Dr. Sera Lavelle, Dr. Karolina Pekala, Dr. Rebecca Hoffenberg, and Dr. Meghan Downey are Clinical Psychologists who specialize in using hypnosis and therapy based in clinical research to help people overcome their battles with food. They specialize in treating children and adults who struggle with a variety of issues related to eating, ranging from emotional eating and difficult relationships with food, to more severe struggles such as anorexia, binge eating disorder and bulimia.
The goal is not just to help clients change their behaviors, but also to stop viewing food in terms of good and bad in order to end the cycle of overindulging and self-blame. The difference in our approach is that we fully understand the psychological reasons that people struggle with eating. Our therapists hold doctorates in Clinical Psychology and have specialized training in eating disorders and other issues with food.
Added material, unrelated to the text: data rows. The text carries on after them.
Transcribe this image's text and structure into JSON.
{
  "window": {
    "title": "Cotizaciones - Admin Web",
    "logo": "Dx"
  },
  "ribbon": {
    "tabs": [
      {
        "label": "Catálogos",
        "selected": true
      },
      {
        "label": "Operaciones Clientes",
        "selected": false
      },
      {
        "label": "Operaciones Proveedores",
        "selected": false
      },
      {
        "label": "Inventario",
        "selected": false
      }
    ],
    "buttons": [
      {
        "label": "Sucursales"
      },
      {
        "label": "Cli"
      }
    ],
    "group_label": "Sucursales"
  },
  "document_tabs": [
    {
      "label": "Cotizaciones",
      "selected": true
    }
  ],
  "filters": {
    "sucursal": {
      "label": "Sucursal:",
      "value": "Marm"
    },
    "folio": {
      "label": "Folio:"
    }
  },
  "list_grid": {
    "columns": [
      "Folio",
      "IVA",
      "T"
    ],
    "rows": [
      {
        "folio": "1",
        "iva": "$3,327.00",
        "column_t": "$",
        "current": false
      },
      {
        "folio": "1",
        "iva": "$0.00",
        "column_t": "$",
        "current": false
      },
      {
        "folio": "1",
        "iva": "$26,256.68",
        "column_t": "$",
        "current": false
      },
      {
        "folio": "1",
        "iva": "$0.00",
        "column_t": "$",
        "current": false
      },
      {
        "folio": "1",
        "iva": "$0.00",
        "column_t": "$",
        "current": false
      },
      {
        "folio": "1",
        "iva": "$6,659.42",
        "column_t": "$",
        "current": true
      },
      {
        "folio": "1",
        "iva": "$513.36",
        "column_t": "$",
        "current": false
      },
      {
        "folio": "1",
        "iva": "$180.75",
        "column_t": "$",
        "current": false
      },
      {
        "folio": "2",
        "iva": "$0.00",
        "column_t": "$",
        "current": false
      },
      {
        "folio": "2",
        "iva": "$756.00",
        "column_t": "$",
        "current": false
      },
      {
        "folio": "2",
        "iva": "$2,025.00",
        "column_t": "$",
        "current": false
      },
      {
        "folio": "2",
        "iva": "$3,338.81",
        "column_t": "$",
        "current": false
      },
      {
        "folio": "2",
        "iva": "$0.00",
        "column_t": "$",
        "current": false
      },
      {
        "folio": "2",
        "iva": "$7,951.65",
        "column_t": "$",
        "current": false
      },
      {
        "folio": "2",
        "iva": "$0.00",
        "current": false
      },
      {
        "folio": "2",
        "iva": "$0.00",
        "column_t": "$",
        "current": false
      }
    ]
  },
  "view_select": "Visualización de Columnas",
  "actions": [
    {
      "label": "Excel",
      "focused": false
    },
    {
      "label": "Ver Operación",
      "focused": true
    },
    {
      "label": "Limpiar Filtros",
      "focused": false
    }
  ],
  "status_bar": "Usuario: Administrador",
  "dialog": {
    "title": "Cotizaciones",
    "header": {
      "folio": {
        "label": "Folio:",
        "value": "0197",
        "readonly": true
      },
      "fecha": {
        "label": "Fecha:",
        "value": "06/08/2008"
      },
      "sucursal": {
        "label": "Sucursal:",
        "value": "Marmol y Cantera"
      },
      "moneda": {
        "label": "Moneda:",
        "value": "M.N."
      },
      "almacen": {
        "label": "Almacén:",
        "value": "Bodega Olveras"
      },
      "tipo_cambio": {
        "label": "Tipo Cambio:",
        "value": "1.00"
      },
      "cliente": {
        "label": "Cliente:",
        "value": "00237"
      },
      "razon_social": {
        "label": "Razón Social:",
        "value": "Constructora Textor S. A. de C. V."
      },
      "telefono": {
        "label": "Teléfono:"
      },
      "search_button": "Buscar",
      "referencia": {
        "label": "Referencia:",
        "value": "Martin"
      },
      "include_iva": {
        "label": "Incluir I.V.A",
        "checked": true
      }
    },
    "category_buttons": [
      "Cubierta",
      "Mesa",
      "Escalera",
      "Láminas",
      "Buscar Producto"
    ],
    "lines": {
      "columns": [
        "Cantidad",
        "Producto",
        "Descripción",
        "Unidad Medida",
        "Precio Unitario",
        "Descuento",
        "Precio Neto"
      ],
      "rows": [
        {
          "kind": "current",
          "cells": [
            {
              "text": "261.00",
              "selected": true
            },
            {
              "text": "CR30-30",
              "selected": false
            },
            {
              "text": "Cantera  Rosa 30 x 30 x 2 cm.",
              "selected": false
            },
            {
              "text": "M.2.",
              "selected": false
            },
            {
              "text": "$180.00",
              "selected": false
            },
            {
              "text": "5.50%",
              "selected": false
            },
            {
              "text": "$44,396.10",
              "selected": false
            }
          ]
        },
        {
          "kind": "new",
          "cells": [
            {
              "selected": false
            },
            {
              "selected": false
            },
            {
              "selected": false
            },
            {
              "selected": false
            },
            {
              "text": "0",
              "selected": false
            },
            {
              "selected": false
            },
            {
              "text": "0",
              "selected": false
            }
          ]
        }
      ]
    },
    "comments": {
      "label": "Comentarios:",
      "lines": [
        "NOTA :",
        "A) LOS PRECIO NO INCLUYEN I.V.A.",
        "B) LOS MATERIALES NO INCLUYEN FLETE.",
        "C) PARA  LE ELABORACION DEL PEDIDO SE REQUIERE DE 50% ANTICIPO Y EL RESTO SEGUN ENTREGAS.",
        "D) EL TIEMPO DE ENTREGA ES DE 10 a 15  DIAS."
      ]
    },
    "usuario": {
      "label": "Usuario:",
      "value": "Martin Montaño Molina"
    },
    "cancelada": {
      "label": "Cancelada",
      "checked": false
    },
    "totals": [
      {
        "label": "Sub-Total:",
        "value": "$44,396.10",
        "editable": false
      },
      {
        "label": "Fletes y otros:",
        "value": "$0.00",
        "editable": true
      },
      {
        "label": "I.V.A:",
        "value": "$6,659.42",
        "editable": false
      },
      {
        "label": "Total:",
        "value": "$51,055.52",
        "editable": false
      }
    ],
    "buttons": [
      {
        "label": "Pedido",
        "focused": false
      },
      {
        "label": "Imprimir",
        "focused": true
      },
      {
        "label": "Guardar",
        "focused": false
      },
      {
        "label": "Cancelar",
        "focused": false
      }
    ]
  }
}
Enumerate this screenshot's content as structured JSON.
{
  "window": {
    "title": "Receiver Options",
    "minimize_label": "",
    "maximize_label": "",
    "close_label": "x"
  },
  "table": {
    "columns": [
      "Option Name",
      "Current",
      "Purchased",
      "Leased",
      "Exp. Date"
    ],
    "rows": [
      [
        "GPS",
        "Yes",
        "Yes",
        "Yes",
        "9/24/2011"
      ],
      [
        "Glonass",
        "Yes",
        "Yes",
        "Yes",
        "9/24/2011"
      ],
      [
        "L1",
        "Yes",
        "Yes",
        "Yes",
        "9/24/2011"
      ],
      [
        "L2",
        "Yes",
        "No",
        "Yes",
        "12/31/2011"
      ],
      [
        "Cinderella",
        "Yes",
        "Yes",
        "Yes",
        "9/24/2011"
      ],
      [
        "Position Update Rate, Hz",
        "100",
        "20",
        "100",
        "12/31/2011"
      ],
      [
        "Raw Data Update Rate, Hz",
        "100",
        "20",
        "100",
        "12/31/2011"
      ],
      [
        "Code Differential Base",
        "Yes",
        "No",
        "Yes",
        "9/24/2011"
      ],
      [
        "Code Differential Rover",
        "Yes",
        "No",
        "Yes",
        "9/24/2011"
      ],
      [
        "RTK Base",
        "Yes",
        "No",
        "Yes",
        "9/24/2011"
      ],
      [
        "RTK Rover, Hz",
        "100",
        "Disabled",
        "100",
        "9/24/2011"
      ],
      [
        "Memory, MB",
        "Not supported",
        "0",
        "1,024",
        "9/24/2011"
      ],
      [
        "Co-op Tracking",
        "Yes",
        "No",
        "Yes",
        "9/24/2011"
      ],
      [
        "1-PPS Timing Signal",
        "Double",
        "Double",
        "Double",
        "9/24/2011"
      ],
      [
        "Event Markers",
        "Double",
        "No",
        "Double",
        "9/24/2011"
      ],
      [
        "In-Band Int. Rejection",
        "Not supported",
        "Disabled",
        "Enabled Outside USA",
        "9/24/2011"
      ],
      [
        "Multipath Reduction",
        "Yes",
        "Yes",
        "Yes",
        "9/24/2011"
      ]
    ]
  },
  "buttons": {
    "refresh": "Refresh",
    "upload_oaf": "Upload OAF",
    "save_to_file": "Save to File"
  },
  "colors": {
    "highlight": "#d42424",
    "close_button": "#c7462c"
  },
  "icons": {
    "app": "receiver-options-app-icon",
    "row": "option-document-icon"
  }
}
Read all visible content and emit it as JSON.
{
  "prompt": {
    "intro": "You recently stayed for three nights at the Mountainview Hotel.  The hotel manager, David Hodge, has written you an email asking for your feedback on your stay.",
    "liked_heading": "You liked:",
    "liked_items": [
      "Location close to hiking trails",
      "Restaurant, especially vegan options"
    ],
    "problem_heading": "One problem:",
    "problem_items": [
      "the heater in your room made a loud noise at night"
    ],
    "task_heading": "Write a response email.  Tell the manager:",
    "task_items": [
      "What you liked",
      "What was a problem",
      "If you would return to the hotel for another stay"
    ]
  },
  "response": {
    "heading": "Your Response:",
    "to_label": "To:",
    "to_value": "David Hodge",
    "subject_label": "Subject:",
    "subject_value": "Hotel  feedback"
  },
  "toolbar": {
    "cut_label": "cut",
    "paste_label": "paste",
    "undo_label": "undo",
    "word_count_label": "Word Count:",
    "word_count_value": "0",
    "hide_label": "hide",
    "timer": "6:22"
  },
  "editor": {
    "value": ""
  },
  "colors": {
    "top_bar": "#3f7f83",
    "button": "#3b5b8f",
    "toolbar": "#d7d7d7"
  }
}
We use advanced hypnosis techniques to help clients crave balance and get more in touch with their bodies, while also using CBT, mindfulness, EMDR and analytic therapy techniques to help resolve internal conflicts and find peace with food.
For this January 2009 article in ELLE Magazine, the journalist enlists the help of NY Health Hypnosis & Integrative Therapy to help her feel positive about her eating.
NY Times interviews our therapists as experts in the field on eating habits and hypnotizability in real life versus popular media portrayal in December 2016.
In this January 2020 article in Prevention, NYHH therapists explain the research on hypnosis combined with therapy can help people develop a better relationship with food.
Most people struggle with food not because they don’t know what to eat, but because they alternate between being too restrictive and then overindulging in a way that leaves them feeling bad both physically and emotionally. For some, this overindulgence is self-punishment; for others, it’s a failed attempt at self-soothing. Either way, they are left feeling less happy because they overindulged, which often perpetuates the cycle.
Struggling with our relationships with food can be one of the most difficult challenges a person can face today. It is not the weight or the food itself; instead, the problem often lies with the constant psychological battle between feeling like they need to starve themselves to look good, and overindulging when they’re feeling overwhelmed. Restoring balance with food and weight can have greater impact than anything else in life because food is a vital part of everyday living and because overcoming this struggle frees up emotional space. Once clients take control of their eating, they start to regain control over their lives in a variety of contexts. This change promotes a new confidence that they may have never experienced before.
No items found.